The Hessen SolarCup is a competition for model vehicles and boats powered by solar energy.

The main goal is to arouse and promote interest in technically oriented education.

At the Hessen SolarCup, children and young people experience the application of technology with solar energy. The focus is on energy efficiency and sustainability. Self-built, solar-powered model vehicles and boats compete against each other at the Hessen SolarCup. The winner will be the one who uses the sun's energy most efficiently. The focus is on teamwork.

The solar boats

Students in grades 3 and 4 work in teams to build a solar-powered boat equipped with identical propulsion components. The hull of the boat is made according to their own designs. In up to three races (weather permitting), five sail simultaneously on a water surface of 4x10 meters, each from edge to edge (4 meters) and back again. Documentation with illustrations from the construction phase will be judged according to a set point system, as will the design and construction. Each team will also produce a poster on a respective specified theme, which will be considered in the overall evaluation. The field is led by the boats of the teams that have collected the most points with the driving results and with the other evaluations in total. Advanced training is provided by the Water Experience House on how to build the solar boats and how to incorporate them into the classroom.

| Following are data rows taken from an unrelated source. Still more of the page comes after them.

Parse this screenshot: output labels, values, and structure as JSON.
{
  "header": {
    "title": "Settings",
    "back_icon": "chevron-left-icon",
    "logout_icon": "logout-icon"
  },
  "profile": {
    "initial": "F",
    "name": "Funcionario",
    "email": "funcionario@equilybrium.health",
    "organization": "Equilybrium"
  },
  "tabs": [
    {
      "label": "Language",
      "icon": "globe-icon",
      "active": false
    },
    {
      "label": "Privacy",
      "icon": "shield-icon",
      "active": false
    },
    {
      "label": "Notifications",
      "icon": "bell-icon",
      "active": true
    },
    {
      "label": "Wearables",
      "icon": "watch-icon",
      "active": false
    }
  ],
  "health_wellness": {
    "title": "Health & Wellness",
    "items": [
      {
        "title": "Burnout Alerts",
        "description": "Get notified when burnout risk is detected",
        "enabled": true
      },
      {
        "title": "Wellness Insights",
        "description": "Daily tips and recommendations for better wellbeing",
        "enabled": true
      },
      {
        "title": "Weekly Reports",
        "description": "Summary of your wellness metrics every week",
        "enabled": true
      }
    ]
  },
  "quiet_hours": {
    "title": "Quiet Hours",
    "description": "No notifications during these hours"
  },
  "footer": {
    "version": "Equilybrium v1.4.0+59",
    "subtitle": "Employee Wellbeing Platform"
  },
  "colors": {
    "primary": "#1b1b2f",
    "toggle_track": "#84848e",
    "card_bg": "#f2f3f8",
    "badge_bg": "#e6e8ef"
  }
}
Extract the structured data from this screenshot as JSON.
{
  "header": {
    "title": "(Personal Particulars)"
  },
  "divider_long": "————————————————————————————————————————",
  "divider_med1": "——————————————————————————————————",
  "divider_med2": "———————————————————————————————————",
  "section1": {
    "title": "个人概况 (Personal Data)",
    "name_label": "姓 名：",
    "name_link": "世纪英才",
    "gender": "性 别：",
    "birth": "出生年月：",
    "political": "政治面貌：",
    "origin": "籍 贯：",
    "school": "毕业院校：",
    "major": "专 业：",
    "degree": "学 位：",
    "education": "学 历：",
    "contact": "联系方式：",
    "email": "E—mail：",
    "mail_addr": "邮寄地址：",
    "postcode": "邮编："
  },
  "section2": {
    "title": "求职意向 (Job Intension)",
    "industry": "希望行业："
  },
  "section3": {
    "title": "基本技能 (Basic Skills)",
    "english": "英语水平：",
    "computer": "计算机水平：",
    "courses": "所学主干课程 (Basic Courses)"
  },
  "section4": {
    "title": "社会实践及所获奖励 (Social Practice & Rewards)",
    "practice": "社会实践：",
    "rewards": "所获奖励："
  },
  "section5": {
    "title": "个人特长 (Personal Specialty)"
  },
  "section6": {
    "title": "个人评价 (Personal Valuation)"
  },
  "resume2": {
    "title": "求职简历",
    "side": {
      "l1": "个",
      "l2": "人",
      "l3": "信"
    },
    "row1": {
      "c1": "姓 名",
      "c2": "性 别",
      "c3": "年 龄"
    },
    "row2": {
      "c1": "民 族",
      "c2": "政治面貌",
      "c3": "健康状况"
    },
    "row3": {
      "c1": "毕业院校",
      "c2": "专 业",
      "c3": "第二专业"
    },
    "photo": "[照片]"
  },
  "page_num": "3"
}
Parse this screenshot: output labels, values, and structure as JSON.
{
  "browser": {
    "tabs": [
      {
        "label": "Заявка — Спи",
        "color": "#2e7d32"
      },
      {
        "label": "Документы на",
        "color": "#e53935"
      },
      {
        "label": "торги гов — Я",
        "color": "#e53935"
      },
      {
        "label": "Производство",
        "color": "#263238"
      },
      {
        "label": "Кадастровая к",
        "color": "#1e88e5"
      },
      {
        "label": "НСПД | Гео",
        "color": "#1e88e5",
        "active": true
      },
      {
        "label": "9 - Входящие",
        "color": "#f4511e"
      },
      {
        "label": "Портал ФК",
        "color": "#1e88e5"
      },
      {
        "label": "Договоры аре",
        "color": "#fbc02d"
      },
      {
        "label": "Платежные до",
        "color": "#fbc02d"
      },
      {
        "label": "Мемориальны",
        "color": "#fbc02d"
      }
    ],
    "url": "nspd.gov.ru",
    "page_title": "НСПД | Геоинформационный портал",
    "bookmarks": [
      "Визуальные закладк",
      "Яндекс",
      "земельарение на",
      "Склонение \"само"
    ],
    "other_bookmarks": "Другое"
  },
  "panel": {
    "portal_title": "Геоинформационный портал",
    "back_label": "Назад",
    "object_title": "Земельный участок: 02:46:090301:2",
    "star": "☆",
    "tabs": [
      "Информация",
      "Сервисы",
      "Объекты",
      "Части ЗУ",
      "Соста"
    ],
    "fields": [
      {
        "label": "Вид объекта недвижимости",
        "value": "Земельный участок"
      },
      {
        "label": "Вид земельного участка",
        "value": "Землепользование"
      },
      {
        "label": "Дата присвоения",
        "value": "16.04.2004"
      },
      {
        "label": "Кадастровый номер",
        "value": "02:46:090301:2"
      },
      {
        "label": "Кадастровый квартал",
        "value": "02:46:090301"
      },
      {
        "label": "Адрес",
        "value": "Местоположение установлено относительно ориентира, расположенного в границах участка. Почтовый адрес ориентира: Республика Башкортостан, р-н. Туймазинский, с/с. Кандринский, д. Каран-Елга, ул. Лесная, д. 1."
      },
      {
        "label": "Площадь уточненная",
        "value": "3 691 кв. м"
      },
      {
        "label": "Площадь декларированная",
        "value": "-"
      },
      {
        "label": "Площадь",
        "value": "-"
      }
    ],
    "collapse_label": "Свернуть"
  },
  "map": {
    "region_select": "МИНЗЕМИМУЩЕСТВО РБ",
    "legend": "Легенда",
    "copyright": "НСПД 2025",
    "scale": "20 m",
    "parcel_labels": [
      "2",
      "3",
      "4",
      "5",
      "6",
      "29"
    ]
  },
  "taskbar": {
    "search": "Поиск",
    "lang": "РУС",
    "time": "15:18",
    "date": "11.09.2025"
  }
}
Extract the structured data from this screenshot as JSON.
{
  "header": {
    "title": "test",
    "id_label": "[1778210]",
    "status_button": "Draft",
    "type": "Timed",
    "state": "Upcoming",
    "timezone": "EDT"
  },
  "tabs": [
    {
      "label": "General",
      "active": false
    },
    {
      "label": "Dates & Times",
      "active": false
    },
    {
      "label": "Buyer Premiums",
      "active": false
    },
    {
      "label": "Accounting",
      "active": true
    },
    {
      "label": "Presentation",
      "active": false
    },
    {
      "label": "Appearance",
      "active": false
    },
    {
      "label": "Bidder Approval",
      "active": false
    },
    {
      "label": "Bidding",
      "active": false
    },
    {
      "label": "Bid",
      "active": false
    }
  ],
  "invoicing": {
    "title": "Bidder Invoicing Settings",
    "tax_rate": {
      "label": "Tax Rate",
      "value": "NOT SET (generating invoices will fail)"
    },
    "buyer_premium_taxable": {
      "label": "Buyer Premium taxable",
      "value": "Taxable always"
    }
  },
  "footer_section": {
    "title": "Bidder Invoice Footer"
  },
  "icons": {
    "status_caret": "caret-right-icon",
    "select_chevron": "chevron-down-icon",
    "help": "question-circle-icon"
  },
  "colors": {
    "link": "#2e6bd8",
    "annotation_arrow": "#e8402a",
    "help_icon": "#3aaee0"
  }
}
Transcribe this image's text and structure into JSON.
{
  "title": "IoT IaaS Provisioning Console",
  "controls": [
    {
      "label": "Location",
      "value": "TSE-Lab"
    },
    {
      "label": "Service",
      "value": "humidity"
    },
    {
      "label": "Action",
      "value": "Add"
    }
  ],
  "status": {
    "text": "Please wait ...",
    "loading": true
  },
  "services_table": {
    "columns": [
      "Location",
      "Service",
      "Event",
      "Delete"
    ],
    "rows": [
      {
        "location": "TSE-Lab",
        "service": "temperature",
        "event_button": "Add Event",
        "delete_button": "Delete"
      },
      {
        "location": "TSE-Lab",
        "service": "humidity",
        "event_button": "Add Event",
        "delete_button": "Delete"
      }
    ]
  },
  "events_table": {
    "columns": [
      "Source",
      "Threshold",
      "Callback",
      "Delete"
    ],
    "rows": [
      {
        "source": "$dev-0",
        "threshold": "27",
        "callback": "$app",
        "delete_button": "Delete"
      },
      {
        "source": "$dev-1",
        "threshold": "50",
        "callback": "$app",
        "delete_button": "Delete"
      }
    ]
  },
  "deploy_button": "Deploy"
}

The ultra light solar mobile

In teams of at least 2 to max. 4 students (SuS), solar-powered ultralight mobiles are developed and built. For this purpose, 2 posters are created for each team. The first poster describes and documents the considerations for building the model. The second poster is designed on a special, changing topic. There are two separate evaluation classes: First, students in grades 5 through 8 (WK I) and second, students in grades 9 through 13 and apprentices. The design and selection of components (solar cells, motor, gearbox, switching mechanism, chassis) are free. The size of the solar cell area of maximum 276 cm² is mandatory. From 2022, a third discipline will be added: the modular class. The framework conditions are the same as for WK I, but a specific motor/gear unit must be built. The students are allowed to build the vehicles at home.

At the competition on the Königsplatz, an endless/circular track with lanes and guide grooves is set up on which the races take place. The race results, the construction of the ultra-light solar mobiles and the posters are judged.

Advanced training courses are offered regularly by the Kassel State Education Authority.

The SolaRobots

Teams are formed within a working group, school class or project seminar. Each team, consisting of at least 2 participants, designs and builds a SolaRobot and creates 2 posters.

In addition to the actual robot team, the support of the whole AG, class or seminar as spectators is very welcome. All SolaRobots have a microcontroller control and may be powered by a buffer battery. The solar cell array (as vehicle roof) may have a maximum dimension of 15cm x 20cm. The vehicles should be designed and built by the teams based on their own designs and experiments. SolaRobots built on the basis of kit robots are also accepted. In addition to the poster documenting the SolaRobot, each participating team will design and produce another poster on a special, changing theme.

The remote controlled solar mobile

Apprentices and high school students design and build remote-controlled solar mobiles in a team. The remote-controlled models are built according to individual ideas. All models have solar panels that are used to supply electrical energy. The models race against each other on a course at the Hessen SolarCup on the Königsplatz in Kassel. Constantly evolving rules and regulations provide new challenges for the participating teams in this discipline. The remote-controlled solar mobiles are relatively cost-intensive to develop and build and are located where companies train apprentices (electrical engineering and related professions, mechatronics engineers, industrial mechanics, etc.). Teachers at vocational schools cooperate with the training departments of the relevant companies. In addition to the number of laps driven, the evaluation to determine the best includes documentation and presentation, technology and design, and a technical discussion. The focus is on technology and innovation. Each team also designs a poster on a special, current topic from the field of renewable energies and energy efficiency.